“It hit every part of the arena,” Dwyane Wade said of the basketball on Bosh’s shot.
“We basically sat on the ground (waiting) for it to go in,” LeBron James said.
Fortunately for the Heat, it did go in to cut Charlotte’s lead to 89-87.
“When it hit the front rim, I was like, ‘No! Yes! No! Yes!’ ” Bosh said. “It was kind of one of those issues, but it went in. We were right back in the game and we able to keep doing it.”
During the next 78 seconds, Bosh sank two more 3-pointers — no shooter’s roll needed. The baskets closed his streak of 13 straight Miami points and gave the Heat a 93-91 edge with 1:20 on the clock.
Mario Chalmers’ dunk with 23.5 seconds virtually secured the victory by building a four-point lead.
But make no mistake, Bosh was the difference with the type of performance he had been failing to produce of late.
The third member of Miami’s Big Three had scored single digits in each of his previous three games. He hadn’t scored 20 or more in a game since a Nov. 9 home loss to Boston.

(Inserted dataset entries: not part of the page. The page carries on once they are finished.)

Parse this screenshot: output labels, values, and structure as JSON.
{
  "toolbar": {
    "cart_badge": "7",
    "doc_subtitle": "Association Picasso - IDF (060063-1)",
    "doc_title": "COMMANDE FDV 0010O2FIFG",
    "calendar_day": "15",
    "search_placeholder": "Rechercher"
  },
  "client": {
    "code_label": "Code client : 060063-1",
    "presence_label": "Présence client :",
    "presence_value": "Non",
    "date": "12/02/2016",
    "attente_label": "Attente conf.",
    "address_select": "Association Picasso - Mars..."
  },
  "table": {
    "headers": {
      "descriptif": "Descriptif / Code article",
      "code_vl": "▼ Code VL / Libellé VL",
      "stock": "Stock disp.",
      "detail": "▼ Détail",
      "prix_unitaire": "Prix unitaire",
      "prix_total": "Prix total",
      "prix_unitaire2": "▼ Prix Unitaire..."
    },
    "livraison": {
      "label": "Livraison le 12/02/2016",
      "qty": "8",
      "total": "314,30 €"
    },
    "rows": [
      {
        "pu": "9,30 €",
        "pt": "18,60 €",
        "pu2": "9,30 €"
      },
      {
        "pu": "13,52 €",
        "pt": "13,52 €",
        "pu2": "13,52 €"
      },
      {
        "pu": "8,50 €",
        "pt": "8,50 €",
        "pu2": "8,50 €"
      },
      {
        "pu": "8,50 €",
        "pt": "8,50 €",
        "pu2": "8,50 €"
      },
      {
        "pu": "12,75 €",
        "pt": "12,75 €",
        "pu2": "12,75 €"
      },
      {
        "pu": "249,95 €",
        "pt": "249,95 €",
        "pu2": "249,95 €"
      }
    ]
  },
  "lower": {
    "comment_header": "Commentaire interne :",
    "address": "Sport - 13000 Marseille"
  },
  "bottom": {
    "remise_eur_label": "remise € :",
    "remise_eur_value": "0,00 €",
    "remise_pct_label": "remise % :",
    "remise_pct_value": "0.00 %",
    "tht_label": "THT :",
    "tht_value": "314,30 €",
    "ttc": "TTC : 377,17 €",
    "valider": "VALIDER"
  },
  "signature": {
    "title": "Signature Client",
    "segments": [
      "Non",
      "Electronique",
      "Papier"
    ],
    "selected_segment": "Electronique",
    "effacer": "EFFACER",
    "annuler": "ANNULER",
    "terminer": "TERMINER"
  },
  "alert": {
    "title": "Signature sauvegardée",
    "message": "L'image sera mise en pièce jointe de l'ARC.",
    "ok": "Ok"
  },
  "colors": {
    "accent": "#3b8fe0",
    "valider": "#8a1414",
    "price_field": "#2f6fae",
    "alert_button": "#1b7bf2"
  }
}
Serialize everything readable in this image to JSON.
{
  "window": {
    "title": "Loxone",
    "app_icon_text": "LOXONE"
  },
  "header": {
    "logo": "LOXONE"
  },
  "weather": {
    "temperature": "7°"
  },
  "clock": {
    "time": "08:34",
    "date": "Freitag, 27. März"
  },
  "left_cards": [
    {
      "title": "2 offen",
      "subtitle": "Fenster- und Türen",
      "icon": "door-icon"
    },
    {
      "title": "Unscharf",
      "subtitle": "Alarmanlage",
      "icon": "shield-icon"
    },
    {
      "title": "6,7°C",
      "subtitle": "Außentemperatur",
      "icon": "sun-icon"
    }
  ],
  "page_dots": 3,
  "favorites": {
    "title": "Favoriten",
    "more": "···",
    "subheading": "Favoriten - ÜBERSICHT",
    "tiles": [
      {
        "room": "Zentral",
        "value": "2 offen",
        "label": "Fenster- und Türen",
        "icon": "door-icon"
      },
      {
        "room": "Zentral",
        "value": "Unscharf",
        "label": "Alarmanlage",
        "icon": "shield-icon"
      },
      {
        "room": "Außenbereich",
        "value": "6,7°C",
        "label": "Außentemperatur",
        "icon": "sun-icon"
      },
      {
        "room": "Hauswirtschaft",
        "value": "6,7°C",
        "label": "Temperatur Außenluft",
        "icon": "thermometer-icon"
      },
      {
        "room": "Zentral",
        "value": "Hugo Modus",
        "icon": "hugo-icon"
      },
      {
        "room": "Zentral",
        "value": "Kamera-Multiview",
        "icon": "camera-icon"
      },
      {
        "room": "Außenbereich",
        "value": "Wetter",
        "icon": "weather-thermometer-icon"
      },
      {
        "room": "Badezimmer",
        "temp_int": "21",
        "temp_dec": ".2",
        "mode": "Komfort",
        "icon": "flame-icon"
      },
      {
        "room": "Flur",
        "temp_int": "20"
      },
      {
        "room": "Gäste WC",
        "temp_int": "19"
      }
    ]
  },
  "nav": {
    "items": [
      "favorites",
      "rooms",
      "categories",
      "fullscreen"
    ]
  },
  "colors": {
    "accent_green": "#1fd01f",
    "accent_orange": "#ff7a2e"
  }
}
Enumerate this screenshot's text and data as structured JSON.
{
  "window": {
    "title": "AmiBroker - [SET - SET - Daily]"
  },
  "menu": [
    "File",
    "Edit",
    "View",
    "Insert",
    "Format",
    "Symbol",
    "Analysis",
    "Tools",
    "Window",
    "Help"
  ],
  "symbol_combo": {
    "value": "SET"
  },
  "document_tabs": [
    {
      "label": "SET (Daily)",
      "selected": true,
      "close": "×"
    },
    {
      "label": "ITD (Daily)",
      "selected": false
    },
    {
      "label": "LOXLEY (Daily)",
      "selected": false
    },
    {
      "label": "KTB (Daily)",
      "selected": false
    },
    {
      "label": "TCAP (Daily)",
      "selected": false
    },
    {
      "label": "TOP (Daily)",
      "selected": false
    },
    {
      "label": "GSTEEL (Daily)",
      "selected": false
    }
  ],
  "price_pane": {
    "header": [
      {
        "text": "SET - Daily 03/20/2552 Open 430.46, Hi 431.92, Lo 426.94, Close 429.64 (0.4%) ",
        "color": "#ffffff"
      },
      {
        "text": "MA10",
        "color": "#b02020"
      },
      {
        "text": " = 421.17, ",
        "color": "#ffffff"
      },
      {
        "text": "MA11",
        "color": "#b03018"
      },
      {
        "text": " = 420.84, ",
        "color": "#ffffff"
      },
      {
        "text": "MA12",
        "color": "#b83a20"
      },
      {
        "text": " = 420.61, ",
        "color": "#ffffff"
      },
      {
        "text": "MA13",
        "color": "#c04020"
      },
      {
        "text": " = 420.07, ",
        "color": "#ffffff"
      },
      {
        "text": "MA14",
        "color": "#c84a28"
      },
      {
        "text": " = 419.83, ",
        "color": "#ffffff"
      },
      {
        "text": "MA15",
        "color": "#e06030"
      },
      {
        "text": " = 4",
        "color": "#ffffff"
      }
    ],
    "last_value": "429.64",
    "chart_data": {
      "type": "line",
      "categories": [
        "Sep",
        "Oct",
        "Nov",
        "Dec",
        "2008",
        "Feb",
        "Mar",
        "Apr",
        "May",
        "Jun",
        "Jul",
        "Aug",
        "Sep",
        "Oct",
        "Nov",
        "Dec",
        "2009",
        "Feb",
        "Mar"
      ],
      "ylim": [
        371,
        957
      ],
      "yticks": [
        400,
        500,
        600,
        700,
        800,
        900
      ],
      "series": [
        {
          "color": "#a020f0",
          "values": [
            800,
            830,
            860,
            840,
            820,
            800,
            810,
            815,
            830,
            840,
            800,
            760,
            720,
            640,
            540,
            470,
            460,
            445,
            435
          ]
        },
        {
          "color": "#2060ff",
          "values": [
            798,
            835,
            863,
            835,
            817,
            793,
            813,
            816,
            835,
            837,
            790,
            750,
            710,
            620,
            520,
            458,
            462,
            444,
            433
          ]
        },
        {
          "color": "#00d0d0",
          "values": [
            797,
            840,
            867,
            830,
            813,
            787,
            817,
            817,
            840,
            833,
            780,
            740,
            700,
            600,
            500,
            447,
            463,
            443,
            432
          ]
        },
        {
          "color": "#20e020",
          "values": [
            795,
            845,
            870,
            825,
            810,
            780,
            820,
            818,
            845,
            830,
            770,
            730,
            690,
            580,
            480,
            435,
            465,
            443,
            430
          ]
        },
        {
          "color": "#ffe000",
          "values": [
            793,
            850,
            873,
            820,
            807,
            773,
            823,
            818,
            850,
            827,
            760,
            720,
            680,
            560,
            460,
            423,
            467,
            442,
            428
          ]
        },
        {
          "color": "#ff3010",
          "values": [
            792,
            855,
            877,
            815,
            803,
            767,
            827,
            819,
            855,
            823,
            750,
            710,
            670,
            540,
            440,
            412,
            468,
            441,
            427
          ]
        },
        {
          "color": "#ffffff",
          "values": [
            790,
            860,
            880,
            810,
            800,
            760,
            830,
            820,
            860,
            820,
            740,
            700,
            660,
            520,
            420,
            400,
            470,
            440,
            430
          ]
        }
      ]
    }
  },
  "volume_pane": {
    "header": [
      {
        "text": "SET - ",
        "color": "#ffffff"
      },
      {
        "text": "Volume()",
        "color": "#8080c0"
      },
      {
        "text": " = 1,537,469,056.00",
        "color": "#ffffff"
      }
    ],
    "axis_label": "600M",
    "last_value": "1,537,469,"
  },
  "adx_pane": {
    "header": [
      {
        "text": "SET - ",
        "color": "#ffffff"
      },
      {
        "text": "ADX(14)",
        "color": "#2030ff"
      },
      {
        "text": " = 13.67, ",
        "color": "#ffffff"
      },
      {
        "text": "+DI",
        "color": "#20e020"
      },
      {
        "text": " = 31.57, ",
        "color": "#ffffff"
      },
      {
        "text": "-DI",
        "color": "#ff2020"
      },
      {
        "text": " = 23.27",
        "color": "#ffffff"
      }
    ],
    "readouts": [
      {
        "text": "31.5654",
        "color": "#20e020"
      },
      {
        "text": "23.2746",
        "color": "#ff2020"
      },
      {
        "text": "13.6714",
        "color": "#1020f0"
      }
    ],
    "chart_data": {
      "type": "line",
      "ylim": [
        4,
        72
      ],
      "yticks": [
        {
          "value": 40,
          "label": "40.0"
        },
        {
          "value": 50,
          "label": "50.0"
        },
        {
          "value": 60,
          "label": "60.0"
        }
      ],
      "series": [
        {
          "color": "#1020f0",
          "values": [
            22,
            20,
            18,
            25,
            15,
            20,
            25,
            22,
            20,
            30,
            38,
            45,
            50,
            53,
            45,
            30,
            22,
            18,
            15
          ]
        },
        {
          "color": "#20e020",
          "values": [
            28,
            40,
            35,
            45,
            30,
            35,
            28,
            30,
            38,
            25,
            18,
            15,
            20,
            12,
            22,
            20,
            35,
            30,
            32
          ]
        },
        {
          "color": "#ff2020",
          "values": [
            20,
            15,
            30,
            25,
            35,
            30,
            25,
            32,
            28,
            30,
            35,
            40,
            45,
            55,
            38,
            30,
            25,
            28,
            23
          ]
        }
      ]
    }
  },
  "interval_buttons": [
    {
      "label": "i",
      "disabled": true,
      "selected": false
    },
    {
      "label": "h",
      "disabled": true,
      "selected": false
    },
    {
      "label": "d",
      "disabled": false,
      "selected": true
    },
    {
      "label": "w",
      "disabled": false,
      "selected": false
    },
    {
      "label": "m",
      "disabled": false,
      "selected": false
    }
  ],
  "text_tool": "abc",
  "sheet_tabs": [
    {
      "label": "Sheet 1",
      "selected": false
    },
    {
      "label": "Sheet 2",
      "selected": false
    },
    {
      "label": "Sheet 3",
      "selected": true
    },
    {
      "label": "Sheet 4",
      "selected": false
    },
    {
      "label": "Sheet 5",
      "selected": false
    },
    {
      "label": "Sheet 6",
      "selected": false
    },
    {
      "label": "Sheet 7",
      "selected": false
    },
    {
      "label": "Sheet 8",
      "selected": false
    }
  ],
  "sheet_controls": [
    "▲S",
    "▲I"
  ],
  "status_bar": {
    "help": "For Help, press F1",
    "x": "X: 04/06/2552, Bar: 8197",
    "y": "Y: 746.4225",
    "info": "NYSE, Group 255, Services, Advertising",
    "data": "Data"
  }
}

“We were winning games, so there was no reason to get frustrated because everybody plays a part in this performance,” Bosh said. “I’m happy for the other guys if they are able to fill in a void that I wasn’t able to fill that night. That is the only stat that I care about, and that’s winning.”
And that’s a stat Miami has been growing. The Heat have won 10 straight and 13 of 14.
Before Sunday’s game, coach Erik Spoelstra was asked if anything special would be done to try and help Bosh break out after shooting 29 percent (7 of 24) through the previous three games.
“Chris will be fine,” Spoelstra said. “I’m not overreacting to it. I’m not going to come out with a play call sheet.”
No sheet was needed as Bosh took six shots (hitting three) and scored 7 points in the first quarter. Then he closed with the late hot streak.
“All those shots came off the offense,” Wade said. “It was nothing we ran for him.”
Errant shooting was not the only reason for Bosh’s low recent production. He also found foul trouble in several games, most notably at Charlotte on Nov. 16 (playing little more than 15 minutes) and at Toronto on Friday night (fouling out).
“There’s nothing you can do about it,” Bosh said. “Sometimes if you’re caught up in that last call, you’re not concentrating on what else you have to do.
“I just keep playing hard and control what I can control.”
And he gladly accepts the occasional “shooter’s roll.”